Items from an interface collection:
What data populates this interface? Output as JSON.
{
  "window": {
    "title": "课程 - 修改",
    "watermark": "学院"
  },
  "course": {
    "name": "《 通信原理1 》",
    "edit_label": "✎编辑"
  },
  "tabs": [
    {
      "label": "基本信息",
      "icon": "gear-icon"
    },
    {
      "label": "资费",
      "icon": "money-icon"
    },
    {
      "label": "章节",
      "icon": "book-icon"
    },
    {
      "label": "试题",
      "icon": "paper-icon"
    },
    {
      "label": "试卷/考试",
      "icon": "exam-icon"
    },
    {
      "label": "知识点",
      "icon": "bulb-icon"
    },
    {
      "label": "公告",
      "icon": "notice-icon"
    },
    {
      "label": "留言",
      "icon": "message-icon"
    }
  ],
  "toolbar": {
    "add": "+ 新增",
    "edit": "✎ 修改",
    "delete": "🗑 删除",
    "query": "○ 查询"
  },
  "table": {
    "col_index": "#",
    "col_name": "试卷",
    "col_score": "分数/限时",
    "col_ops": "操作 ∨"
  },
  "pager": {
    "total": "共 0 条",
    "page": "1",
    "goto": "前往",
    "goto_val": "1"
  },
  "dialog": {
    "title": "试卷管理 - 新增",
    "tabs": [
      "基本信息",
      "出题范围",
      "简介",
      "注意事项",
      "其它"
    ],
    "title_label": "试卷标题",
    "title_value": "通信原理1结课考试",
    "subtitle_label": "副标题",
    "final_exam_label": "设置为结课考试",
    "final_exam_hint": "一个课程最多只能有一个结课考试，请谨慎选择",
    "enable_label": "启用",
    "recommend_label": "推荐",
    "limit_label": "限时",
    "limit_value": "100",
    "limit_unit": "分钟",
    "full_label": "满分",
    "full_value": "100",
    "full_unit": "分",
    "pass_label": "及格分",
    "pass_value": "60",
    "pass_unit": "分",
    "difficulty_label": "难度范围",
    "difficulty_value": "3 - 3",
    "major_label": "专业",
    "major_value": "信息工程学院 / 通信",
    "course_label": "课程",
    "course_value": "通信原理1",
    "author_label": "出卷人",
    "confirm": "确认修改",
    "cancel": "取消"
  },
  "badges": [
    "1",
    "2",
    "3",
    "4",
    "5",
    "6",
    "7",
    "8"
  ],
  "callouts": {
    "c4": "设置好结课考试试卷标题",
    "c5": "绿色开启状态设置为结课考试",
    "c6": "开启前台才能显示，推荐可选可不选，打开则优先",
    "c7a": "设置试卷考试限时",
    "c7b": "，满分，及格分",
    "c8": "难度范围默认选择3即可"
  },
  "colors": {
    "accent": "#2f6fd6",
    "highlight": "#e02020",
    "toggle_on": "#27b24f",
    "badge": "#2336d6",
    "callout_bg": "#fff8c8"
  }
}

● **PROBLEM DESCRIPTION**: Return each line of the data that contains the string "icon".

● **SOLUTION FOR THIS EXERCISE**:
      "icon": "gear-icon"
      "icon": "money-icon"
      "icon": "book-icon"
      "icon": "paper-icon"
      "icon": "exam-icon"
      "icon": "bulb-icon"
      "icon": "notice-icon"
      "icon": "message-icon"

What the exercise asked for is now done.